#### Activity
Reproduce the records below in full and without edits, omitting images.

#### Record set

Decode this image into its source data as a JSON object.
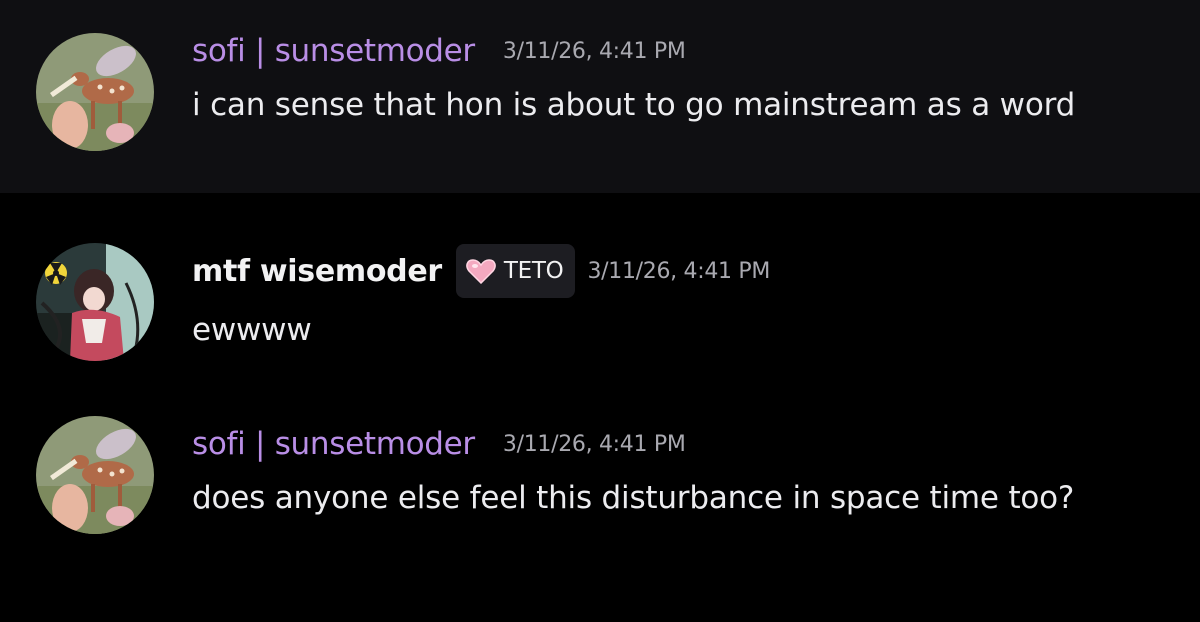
{
  "messages": [
    {
      "username": "sofi | sunsetmoder",
      "timestamp": "3/11/26, 4:41 PM",
      "content": "i can sense that hon is about to go mainstream as a word",
      "avatar_icon": "fawn-avatar-icon",
      "name_color": "#b98ee6"
    },
    {
      "username": "mtf wisemoder",
      "tag": {
        "icon": "pink-heart-icon",
        "label": "TETO"
      },
      "timestamp": "3/11/26, 4:41 PM",
      "content": "ewwww",
      "avatar_icon": "anime-character-avatar-icon",
      "name_color": "#f2f2f3"
    },
    {
      "username": "sofi | sunsetmoder",
      "timestamp": "3/11/26, 4:41 PM",
      "content": "does anyone else feel this disturbance in space time too?",
      "avatar_icon": "fawn-avatar-icon",
      "name_color": "#b98ee6"
    }
  ]
}
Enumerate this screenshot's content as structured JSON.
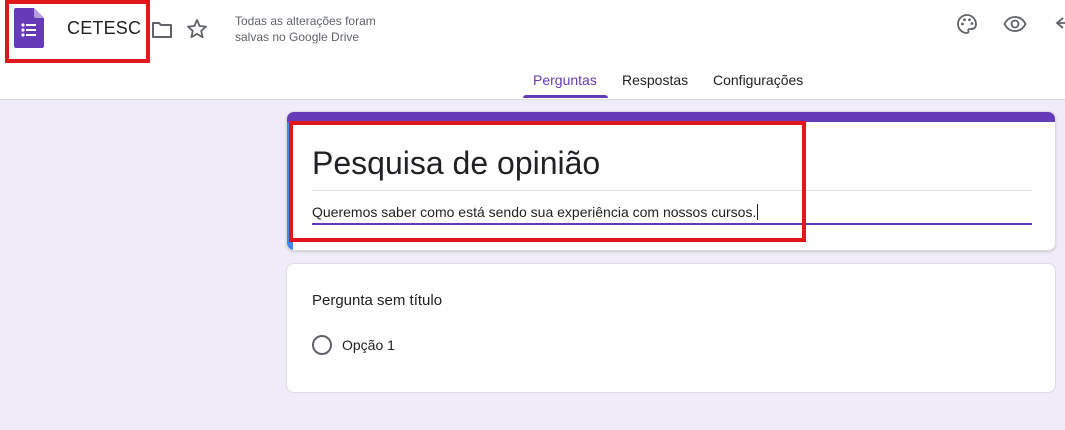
{
  "app": {
    "doc_title": "CETESC",
    "save_status": "Todas as alterações foram salvas no Google Drive",
    "logo_icon": "google-forms-icon",
    "accent_color": "#673ab7"
  },
  "header_actions": {
    "icons": [
      "folder-icon",
      "star-icon",
      "palette-icon",
      "preview-icon",
      "undo-icon"
    ]
  },
  "tabs": [
    {
      "label": "Perguntas",
      "active": true
    },
    {
      "label": "Respostas",
      "active": false
    },
    {
      "label": "Configurações",
      "active": false
    }
  ],
  "form": {
    "title": "Pesquisa de opinião",
    "description": "Queremos saber como está sendo sua experiência com nossos cursos."
  },
  "question": {
    "title": "Pergunta sem título",
    "options": [
      "Opção 1"
    ]
  }
}
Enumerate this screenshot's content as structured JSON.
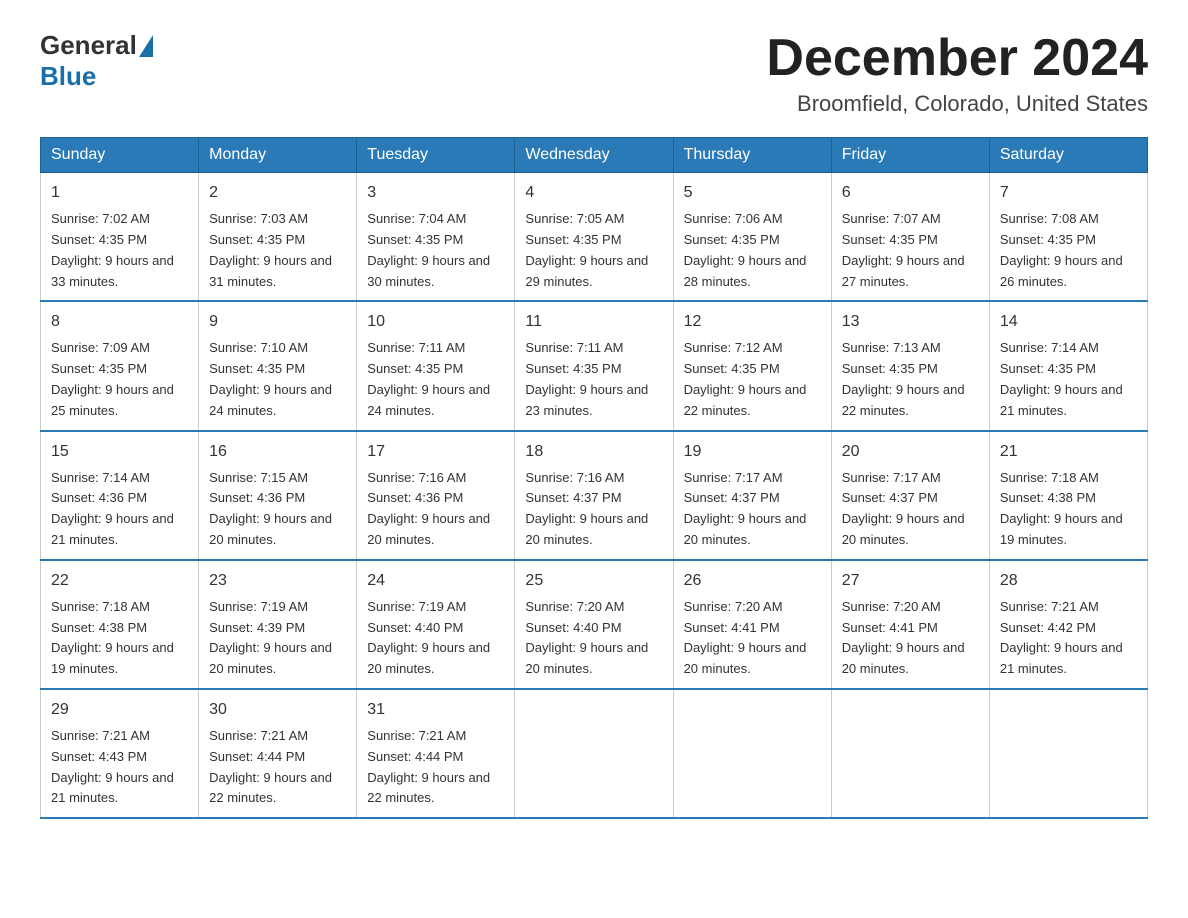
{
  "header": {
    "title": "December 2024",
    "location": "Broomfield, Colorado, United States",
    "logo_general": "General",
    "logo_blue": "Blue"
  },
  "days_of_week": [
    "Sunday",
    "Monday",
    "Tuesday",
    "Wednesday",
    "Thursday",
    "Friday",
    "Saturday"
  ],
  "weeks": [
    [
      {
        "day": "1",
        "sunrise": "7:02 AM",
        "sunset": "4:35 PM",
        "daylight": "9 hours and 33 minutes."
      },
      {
        "day": "2",
        "sunrise": "7:03 AM",
        "sunset": "4:35 PM",
        "daylight": "9 hours and 31 minutes."
      },
      {
        "day": "3",
        "sunrise": "7:04 AM",
        "sunset": "4:35 PM",
        "daylight": "9 hours and 30 minutes."
      },
      {
        "day": "4",
        "sunrise": "7:05 AM",
        "sunset": "4:35 PM",
        "daylight": "9 hours and 29 minutes."
      },
      {
        "day": "5",
        "sunrise": "7:06 AM",
        "sunset": "4:35 PM",
        "daylight": "9 hours and 28 minutes."
      },
      {
        "day": "6",
        "sunrise": "7:07 AM",
        "sunset": "4:35 PM",
        "daylight": "9 hours and 27 minutes."
      },
      {
        "day": "7",
        "sunrise": "7:08 AM",
        "sunset": "4:35 PM",
        "daylight": "9 hours and 26 minutes."
      }
    ],
    [
      {
        "day": "8",
        "sunrise": "7:09 AM",
        "sunset": "4:35 PM",
        "daylight": "9 hours and 25 minutes."
      },
      {
        "day": "9",
        "sunrise": "7:10 AM",
        "sunset": "4:35 PM",
        "daylight": "9 hours and 24 minutes."
      },
      {
        "day": "10",
        "sunrise": "7:11 AM",
        "sunset": "4:35 PM",
        "daylight": "9 hours and 24 minutes."
      },
      {
        "day": "11",
        "sunrise": "7:11 AM",
        "sunset": "4:35 PM",
        "daylight": "9 hours and 23 minutes."
      },
      {
        "day": "12",
        "sunrise": "7:12 AM",
        "sunset": "4:35 PM",
        "daylight": "9 hours and 22 minutes."
      },
      {
        "day": "13",
        "sunrise": "7:13 AM",
        "sunset": "4:35 PM",
        "daylight": "9 hours and 22 minutes."
      },
      {
        "day": "14",
        "sunrise": "7:14 AM",
        "sunset": "4:35 PM",
        "daylight": "9 hours and 21 minutes."
      }
    ],
    [
      {
        "day": "15",
        "sunrise": "7:14 AM",
        "sunset": "4:36 PM",
        "daylight": "9 hours and 21 minutes."
      },
      {
        "day": "16",
        "sunrise": "7:15 AM",
        "sunset": "4:36 PM",
        "daylight": "9 hours and 20 minutes."
      },
      {
        "day": "17",
        "sunrise": "7:16 AM",
        "sunset": "4:36 PM",
        "daylight": "9 hours and 20 minutes."
      },
      {
        "day": "18",
        "sunrise": "7:16 AM",
        "sunset": "4:37 PM",
        "daylight": "9 hours and 20 minutes."
      },
      {
        "day": "19",
        "sunrise": "7:17 AM",
        "sunset": "4:37 PM",
        "daylight": "9 hours and 20 minutes."
      },
      {
        "day": "20",
        "sunrise": "7:17 AM",
        "sunset": "4:37 PM",
        "daylight": "9 hours and 20 minutes."
      },
      {
        "day": "21",
        "sunrise": "7:18 AM",
        "sunset": "4:38 PM",
        "daylight": "9 hours and 19 minutes."
      }
    ],
    [
      {
        "day": "22",
        "sunrise": "7:18 AM",
        "sunset": "4:38 PM",
        "daylight": "9 hours and 19 minutes."
      },
      {
        "day": "23",
        "sunrise": "7:19 AM",
        "sunset": "4:39 PM",
        "daylight": "9 hours and 20 minutes."
      },
      {
        "day": "24",
        "sunrise": "7:19 AM",
        "sunset": "4:40 PM",
        "daylight": "9 hours and 20 minutes."
      },
      {
        "day": "25",
        "sunrise": "7:20 AM",
        "sunset": "4:40 PM",
        "daylight": "9 hours and 20 minutes."
      },
      {
        "day": "26",
        "sunrise": "7:20 AM",
        "sunset": "4:41 PM",
        "daylight": "9 hours and 20 minutes."
      },
      {
        "day": "27",
        "sunrise": "7:20 AM",
        "sunset": "4:41 PM",
        "daylight": "9 hours and 20 minutes."
      },
      {
        "day": "28",
        "sunrise": "7:21 AM",
        "sunset": "4:42 PM",
        "daylight": "9 hours and 21 minutes."
      }
    ],
    [
      {
        "day": "29",
        "sunrise": "7:21 AM",
        "sunset": "4:43 PM",
        "daylight": "9 hours and 21 minutes."
      },
      {
        "day": "30",
        "sunrise": "7:21 AM",
        "sunset": "4:44 PM",
        "daylight": "9 hours and 22 minutes."
      },
      {
        "day": "31",
        "sunrise": "7:21 AM",
        "sunset": "4:44 PM",
        "daylight": "9 hours and 22 minutes."
      },
      null,
      null,
      null,
      null
    ]
  ]
}
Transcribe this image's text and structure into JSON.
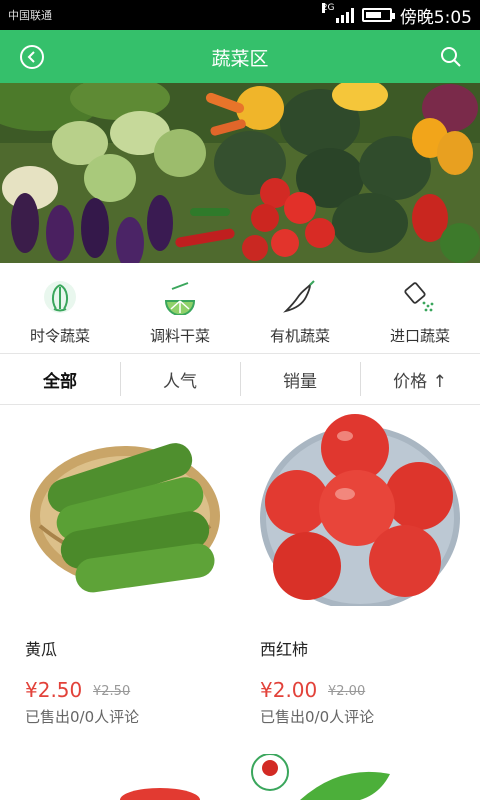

#### Task result
Decode this image into its source data as a JSON object.
{
  "messages": [
    {
      "username": "sofi | sunsetmoder",
      "timestamp": "3/11/26, 4:41 PM",
      "content": "i can sense that hon is about to go mainstream as a word",
      "avatar_icon": "fawn-avatar-icon",
      "name_color": "#b98ee6"
    },
    {
      "username": "mtf wisemoder",
      "tag": {
        "icon": "pink-heart-icon",
        "label": "TETO"
      },
      "timestamp": "3/11/26, 4:41 PM",
      "content": "ewwww",
      "avatar_icon": "anime-character-avatar-icon",
      "name_color": "#f2f2f3"
    },
    {
      "username": "sofi | sunsetmoder",
      "timestamp": "3/11/26, 4:41 PM",
      "content": "does anyone else feel this disturbance in space time too?",
      "avatar_icon": "fawn-avatar-icon",
      "name_color": "#b98ee6"
    }
  ]
}
Enumerate this screenshot's content as structured JSON.
{
  "app": {
    "doc_title": "CETESC",
    "save_status": "Todas as alterações foram salvas no Google Drive",
    "logo_icon": "google-forms-icon",
    "accent_color": "#673ab7"
  },
  "header_actions": {
    "icons": [
      "folder-icon",
      "star-icon",
      "palette-icon",
      "preview-icon",
      "undo-icon"
    ]
  },
  "tabs": [
    {
      "label": "Perguntas",
      "active": true
    },
    {
      "label": "Respostas",
      "active": false
    },
    {
      "label": "Configurações",
      "active": false
    }
  ],
  "form": {
    "title": "Pesquisa de opinião",
    "description": "Queremos saber como está sendo sua experiência com nossos cursos."
  },
  "question": {
    "title": "Pergunta sem título",
    "options": [
      "Opção 1"
    ]
  }
}
Enumerate this screenshot's content as structured JSON.
{
  "header": {
    "title": "December 2024",
    "location": "Broomfield, Colorado, United States",
    "logo_general": "General",
    "logo_blue": "Blue"
  },
  "days_of_week": [
    "Sunday",
    "Monday",
    "Tuesday",
    "Wednesday",
    "Thursday",
    "Friday",
    "Saturday"
  ],
  "weeks": [
    [
      {
        "day": "1",
        "sunrise": "7:02 AM",
        "sunset": "4:35 PM",
        "daylight": "9 hours and 33 minutes."
      },
      {
        "day": "2",
        "sunrise": "7:03 AM",
        "sunset": "4:35 PM",
        "daylight": "9 hours and 31 minutes."
      },
      {
        "day": "3",
        "sunrise": "7:04 AM",
        "sunset": "4:35 PM",
        "daylight": "9 hours and 30 minutes."
      },
      {
        "day": "4",
        "sunrise": "7:05 AM",
        "sunset": "4:35 PM",
        "daylight": "9 hours and 29 minutes."
      },
      {
        "day": "5",
        "sunrise": "7:06 AM",
        "sunset": "4:35 PM",
        "daylight": "9 hours and 28 minutes."
      },
      {
        "day": "6",
        "sunrise": "7:07 AM",
        "sunset": "4:35 PM",
        "daylight": "9 hours and 27 minutes."
      },
      {
        "day": "7",
        "sunrise": "7:08 AM",
        "sunset": "4:35 PM",
        "daylight": "9 hours and 26 minutes."
      }
    ],
    [
      {
        "day": "8",
        "sunrise": "7:09 AM",
        "sunset": "4:35 PM",
        "daylight": "9 hours and 25 minutes."
      },
      {
        "day": "9",
        "sunrise": "7:10 AM",
        "sunset": "4:35 PM",
        "daylight": "9 hours and 24 minutes."
      },
      {
        "day": "10",
        "sunrise": "7:11 AM",
        "sunset": "4:35 PM",
        "daylight": "9 hours and 24 minutes."
      },
      {
        "day": "11",
        "sunrise": "7:11 AM",
        "sunset": "4:35 PM",
        "daylight": "9 hours and 23 minutes."
      },
      {
        "day": "12",
        "sunrise": "7:12 AM",
        "sunset": "4:35 PM",
        "daylight": "9 hours and 22 minutes."
      },
      {
        "day": "13",
        "sunrise": "7:13 AM",
        "sunset": "4:35 PM",
        "daylight": "9 hours and 22 minutes."
      },
      {
        "day": "14",
        "sunrise": "7:14 AM",
        "sunset": "4:35 PM",
        "daylight": "9 hours and 21 minutes."
      }
    ],
    [
      {
        "day": "15",
        "sunrise": "7:14 AM",
        "sunset": "4:36 PM",
        "daylight": "9 hours and 21 minutes."
      },
      {
        "day": "16",
        "sunrise": "7:15 AM",
        "sunset": "4:36 PM",
        "daylight": "9 hours and 20 minutes."
      },
      {
        "day": "17",
        "sunrise": "7:16 AM",
        "sunset": "4:36 PM",
        "daylight": "9 hours and 20 minutes."
      },
      {
        "day": "18",
        "sunrise": "7:16 AM",
        "sunset": "4:37 PM",
        "daylight": "9 hours and 20 minutes."
      },
      {
        "day": "19",
        "sunrise": "7:17 AM",
        "sunset": "4:37 PM",
        "daylight": "9 hours and 20 minutes."
      },
      {
        "day": "20",
        "sunrise": "7:17 AM",
        "sunset": "4:37 PM",
        "daylight": "9 hours and 20 minutes."
      },
      {
        "day": "21",
        "sunrise": "7:18 AM",
        "sunset": "4:38 PM",
        "daylight": "9 hours and 19 minutes."
      }
    ],
    [
      {
        "day": "22",
        "sunrise": "7:18 AM",
        "sunset": "4:38 PM",
        "daylight": "9 hours and 19 minutes."
      },
      {
        "day": "23",
        "sunrise": "7:19 AM",
        "sunset": "4:39 PM",
        "daylight": "9 hours and 20 minutes."
      },
      {
        "day": "24",
        "sunrise": "7:19 AM",
        "sunset": "4:40 PM",
        "daylight": "9 hours and 20 minutes."
      },
      {
        "day": "25",
        "sunrise": "7:20 AM",
        "sunset": "4:40 PM",
        "daylight": "9 hours and 20 minutes."
      },
      {
        "day": "26",
        "sunrise": "7:20 AM",
        "sunset": "4:41 PM",
        "daylight": "9 hours and 20 minutes."
      },
      {
        "day": "27",
        "sunrise": "7:20 AM",
        "sunset": "4:41 PM",
        "daylight": "9 hours and 20 minutes."
      },
      {
        "day": "28",
        "sunrise": "7:21 AM",
        "sunset": "4:42 PM",
        "daylight": "9 hours and 21 minutes."
      }
    ],
    [
      {
        "day": "29",
        "sunrise": "7:21 AM",
        "sunset": "4:43 PM",
        "daylight": "9 hours and 21 minutes."
      },
      {
        "day": "30",
        "sunrise": "7:21 AM",
        "sunset": "4:44 PM",
        "daylight": "9 hours and 22 minutes."
      },
      {
        "day": "31",
        "sunrise": "7:21 AM",
        "sunset": "4:44 PM",
        "daylight": "9 hours and 22 minutes."
      },
      null,
      null,
      null,
      null
    ]
  ]
}
Transcribe this image's text and structure into JSON.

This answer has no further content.